Comparison of methods for determining the exposure correction required for magnification changes using a 50mm lens, Beseler 45 enlarger and condenser lamphousing
The ruler and the magnification formula provide the same result - the previous difugalty was due to not correctly locating the lens nodal point. In this case the point is 1.1" back from the front flange of a 50mm f2.8 El-Nikkor, FWIW.
However, although they agree, they both provide the wrong exposure correction - enough to create a shift of about 1/3 of a Zone in some cases. Intriguingly the error doesn't seem to follow any sort of pattern.
The error doesn't seem to be due to the variation in the distance from the lens to the condenser. Changing the distance by 1", a bit more than the lens travel in the above test, changes the light intensity by less than 0.005 stops. It might be interesting to repeat the test with a diffuse light source.
So far, it seems only a good meter will provide accurate compensation.
A lot is/has been said about Kodak but the Data guides both BW and Color have probably helped more people than can be counted. In fact the data from the papers you could order were invaluable.
The old Kodak "computer" in their B&W dataguide.
Everytime I find a film or paper that I like, they discontinue it. - Paul Strand - Aperture monograph on Strand
In all practicality, you are fine with an estimate. You will never be spot on via formula anyhow, so will end up wasting a full test print, when you could have just done a test strip. Going from one standard print size to the next (say from 8x10 to 11x14), I would add one stop of exposure as a general adjustment. Going to 16x20? Add two stops versus the 8x10. This is making the quite general estimate that each standard size contains twice as much surface area as the next smallest. This is not exactly true, but it is close enough to make a good test strip. One thing that is true is that when going from 4x5 to 8x10, or from 8x10 to 16x20, you exactly quadruple the surface area, therefore you end up with only one quarter the light. This means that you can theoretically compensate by increasing the amount of light by a factor of four, also known as adding exactly two stops of exposure.
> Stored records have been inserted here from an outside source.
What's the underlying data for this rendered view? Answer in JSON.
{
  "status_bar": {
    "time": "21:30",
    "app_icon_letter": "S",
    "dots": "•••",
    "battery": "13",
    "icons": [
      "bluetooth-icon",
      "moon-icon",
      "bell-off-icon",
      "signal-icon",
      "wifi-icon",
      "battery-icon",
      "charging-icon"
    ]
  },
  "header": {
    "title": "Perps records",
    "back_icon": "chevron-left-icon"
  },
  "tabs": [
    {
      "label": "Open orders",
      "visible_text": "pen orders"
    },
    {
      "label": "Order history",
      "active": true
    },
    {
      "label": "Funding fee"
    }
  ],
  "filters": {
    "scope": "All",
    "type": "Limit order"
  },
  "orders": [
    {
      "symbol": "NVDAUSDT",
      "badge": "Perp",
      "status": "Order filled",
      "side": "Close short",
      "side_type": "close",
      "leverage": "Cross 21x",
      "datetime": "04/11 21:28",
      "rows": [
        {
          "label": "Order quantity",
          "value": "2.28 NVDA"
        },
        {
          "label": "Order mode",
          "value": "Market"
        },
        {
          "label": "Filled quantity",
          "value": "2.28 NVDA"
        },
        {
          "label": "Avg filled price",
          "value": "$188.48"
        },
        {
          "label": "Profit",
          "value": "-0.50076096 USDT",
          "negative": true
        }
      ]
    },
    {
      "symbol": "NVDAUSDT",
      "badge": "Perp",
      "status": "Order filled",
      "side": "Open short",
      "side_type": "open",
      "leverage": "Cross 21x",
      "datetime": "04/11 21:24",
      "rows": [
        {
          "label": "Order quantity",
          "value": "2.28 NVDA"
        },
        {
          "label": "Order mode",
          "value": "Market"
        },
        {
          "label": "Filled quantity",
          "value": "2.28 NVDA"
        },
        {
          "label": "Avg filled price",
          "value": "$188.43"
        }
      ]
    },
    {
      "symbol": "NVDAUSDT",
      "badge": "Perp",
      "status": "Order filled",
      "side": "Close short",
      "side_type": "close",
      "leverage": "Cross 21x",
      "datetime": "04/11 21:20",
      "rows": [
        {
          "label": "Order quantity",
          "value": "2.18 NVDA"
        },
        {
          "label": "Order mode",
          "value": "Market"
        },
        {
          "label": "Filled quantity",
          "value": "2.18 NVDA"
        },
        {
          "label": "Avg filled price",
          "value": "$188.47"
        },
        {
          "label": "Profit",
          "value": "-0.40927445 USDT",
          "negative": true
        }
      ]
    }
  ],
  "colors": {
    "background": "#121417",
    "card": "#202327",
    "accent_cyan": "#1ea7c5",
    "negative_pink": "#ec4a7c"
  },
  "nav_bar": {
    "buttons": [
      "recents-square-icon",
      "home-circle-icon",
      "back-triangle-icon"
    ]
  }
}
Last edited by 2F/2F; 12-14-2008 at 04:08 AM. Click to view previous post history.
"Truth and love are my law and worship. Form and conscience are my manifestation and guide. Nature and peace are my shelter and companions. Order is my attitude. Beauty and perfection are my attack."
- Rob Tyner (1944 - 1991)
That's really interesting and something I had never realised. However, trust us pesky Europeans to come along with our 12 x 16 paper and ruin the sequence!!
Originally Posted by David A. Goldfarb